Apple Computer’s lawyers were working overtime last week when they sent a stern letter of warning to Apple dealers, warning them that a “patch” to Apple’s iDVD burning software runs afoul of the 1998 copyright law. The issue surrounds an option in the iDVD software that limits users’ rights to burn DVDs only on internal drives that are manufactured by Apple. In iDVD’s unmodified form, the software will not allow a user to write to external drives that are built by third parties.
What this means to Apple owners is that if you own an older MAC, or if you choose not to purchase the “Superdrive” option, you will not be able to use the iDVD software to save movies to these devices.
Because so many people were unhappy with this proprietary, write-protected limitation, Other World Computing began offering a product called “DVD Enabler” that patched iDVD, so that the user was able to save completed DVDs to any Firewire device. This was helpful for the Mercury Pro DVD-R/RW Firewire drive that Other World Computing was selling. A press release issued by Other World Computing stated that as of August 12, 2002, Other World will no longer offer the DVD Enabler software.
Apple has chosen the proprietary, closed route for the moment with its iDVD software. Many believe that since Apple is currently in the business of selling hardware, it stands to reason that Apple wants people to purchase Apple-branded products. In reality, Apple wants its buyers and users to see iDVD as value added feature that only works when you buy a system that is iDVD-ready, and that features an internal, compatible iDVD drive.
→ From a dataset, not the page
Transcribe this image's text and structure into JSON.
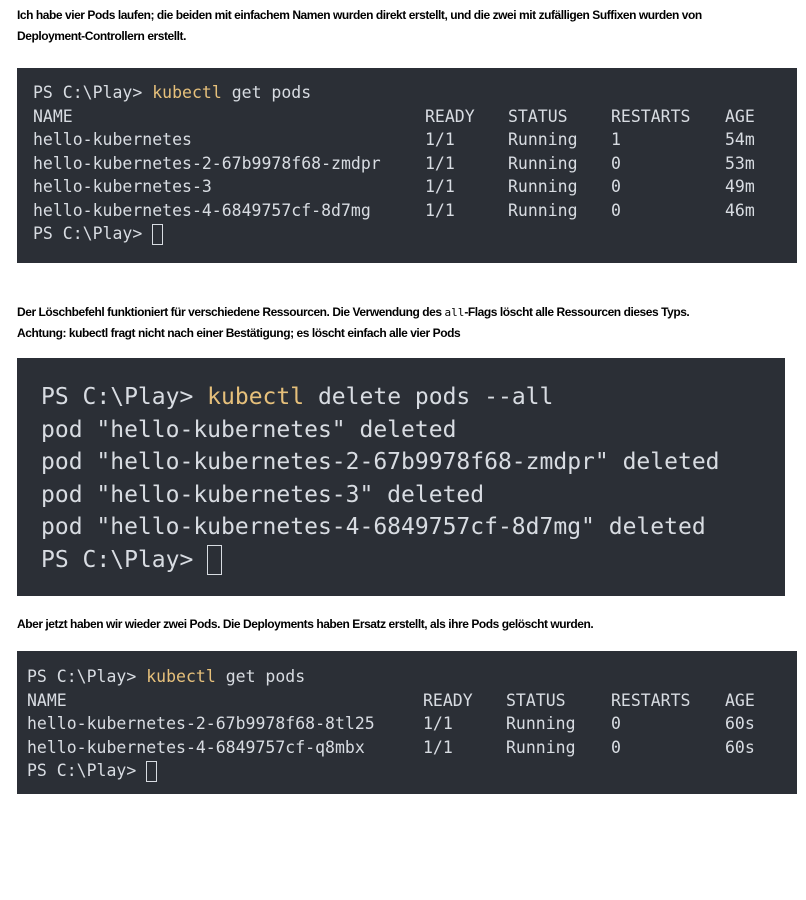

Other World Computing has reportedly said that this action by Apple is a poor business decision, and we think that it, once again, is indicative of Apple’s closed-minded approach that continues to haunt Apple. If Apple wants people to buy and use their products and systems, they cannot continue to lower the boom on third parties that are trying to advance Apple’s products platforms and increase Apple’s product sales.